Data items

* * * * *

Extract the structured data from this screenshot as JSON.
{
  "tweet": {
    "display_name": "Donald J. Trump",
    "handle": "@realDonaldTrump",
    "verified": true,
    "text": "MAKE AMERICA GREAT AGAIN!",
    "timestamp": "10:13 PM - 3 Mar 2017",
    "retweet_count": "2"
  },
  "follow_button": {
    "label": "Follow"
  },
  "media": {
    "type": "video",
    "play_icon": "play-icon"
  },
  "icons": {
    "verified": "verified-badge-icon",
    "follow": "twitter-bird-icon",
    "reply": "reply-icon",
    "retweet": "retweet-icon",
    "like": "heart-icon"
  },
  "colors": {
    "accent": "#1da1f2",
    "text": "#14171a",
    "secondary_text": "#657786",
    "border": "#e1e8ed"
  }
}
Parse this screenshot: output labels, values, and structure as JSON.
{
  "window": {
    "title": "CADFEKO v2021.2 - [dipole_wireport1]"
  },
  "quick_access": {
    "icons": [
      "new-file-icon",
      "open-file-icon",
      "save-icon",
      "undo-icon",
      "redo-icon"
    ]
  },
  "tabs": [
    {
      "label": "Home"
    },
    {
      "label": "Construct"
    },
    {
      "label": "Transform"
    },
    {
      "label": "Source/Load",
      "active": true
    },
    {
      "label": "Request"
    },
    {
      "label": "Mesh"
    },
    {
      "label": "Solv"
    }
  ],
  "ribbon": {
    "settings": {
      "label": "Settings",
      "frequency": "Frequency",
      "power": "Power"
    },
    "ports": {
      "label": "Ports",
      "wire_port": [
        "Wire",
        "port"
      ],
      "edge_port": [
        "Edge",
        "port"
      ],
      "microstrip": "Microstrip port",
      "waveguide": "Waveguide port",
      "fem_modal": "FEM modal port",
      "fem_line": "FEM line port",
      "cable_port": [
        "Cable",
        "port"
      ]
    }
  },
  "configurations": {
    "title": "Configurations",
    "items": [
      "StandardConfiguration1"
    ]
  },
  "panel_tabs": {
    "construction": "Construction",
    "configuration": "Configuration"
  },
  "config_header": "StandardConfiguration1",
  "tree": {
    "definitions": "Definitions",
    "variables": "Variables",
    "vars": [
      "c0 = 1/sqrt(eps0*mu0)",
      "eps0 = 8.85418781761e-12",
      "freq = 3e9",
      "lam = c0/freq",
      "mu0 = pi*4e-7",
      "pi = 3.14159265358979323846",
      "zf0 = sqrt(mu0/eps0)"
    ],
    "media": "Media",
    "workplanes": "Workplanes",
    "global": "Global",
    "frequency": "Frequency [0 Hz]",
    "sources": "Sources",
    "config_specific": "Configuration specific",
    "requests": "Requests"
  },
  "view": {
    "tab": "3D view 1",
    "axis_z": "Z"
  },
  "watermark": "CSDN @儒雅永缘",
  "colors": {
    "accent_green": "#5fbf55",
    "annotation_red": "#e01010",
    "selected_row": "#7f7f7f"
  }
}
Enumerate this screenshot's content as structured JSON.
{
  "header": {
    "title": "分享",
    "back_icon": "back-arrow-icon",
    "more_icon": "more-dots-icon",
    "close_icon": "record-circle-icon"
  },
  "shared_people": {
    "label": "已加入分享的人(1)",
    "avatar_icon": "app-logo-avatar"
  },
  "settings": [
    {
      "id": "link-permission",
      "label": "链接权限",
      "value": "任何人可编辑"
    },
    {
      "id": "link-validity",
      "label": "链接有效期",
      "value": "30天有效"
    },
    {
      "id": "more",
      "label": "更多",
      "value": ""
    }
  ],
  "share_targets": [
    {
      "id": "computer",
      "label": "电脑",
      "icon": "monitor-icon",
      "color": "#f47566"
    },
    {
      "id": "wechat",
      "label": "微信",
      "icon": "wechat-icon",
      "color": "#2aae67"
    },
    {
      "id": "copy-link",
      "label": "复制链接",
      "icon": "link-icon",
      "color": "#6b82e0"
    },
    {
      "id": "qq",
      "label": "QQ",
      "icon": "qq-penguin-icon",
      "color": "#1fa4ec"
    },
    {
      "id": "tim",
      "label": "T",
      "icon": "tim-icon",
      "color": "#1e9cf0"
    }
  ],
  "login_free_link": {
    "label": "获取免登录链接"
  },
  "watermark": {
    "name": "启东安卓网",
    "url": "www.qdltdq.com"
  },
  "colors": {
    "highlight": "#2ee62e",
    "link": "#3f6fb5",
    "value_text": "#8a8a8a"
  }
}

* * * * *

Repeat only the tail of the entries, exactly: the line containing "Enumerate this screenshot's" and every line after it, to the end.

Enumerate this screenshot's content as structured JSON.
{
  "header": {
    "title": "分享",
    "back_icon": "back-arrow-icon",
    "more_icon": "more-dots-icon",
    "close_icon": "record-circle-icon"
  },
  "shared_people": {
    "label": "已加入分享的人(1)",
    "avatar_icon": "app-logo-avatar"
  },
  "settings": [
    {
      "id": "link-permission",
      "label": "链接权限",
      "value": "任何人可编辑"
    },
    {
      "id": "link-validity",
      "label": "链接有效期",
      "value": "30天有效"
    },
    {
      "id": "more",
      "label": "更多",
      "value": ""
    }
  ],
  "share_targets": [
    {
      "id": "computer",
      "label": "电脑",
      "icon": "monitor-icon",
      "color": "#f47566"
    },
    {
      "id": "wechat",
      "label": "微信",
      "icon": "wechat-icon",
      "color": "#2aae67"
    },
    {
      "id": "copy-link",
      "label": "复制链接",
      "icon": "link-icon",
      "color": "#6b82e0"
    },
    {
      "id": "qq",
      "label": "QQ",
      "icon": "qq-penguin-icon",
      "color": "#1fa4ec"
    },
    {
      "id": "tim",
      "label": "T",
      "icon": "tim-icon",
      "color": "#1e9cf0"
    }
  ],
  "login_free_link": {
    "label": "获取免登录链接"
  },
  "watermark": {
    "name": "启东安卓网",
    "url": "www.qdltdq.com"
  },
  "colors": {
    "highlight": "#2ee62e",
    "link": "#3f6fb5",
    "value_text": "#8a8a8a"
  }
}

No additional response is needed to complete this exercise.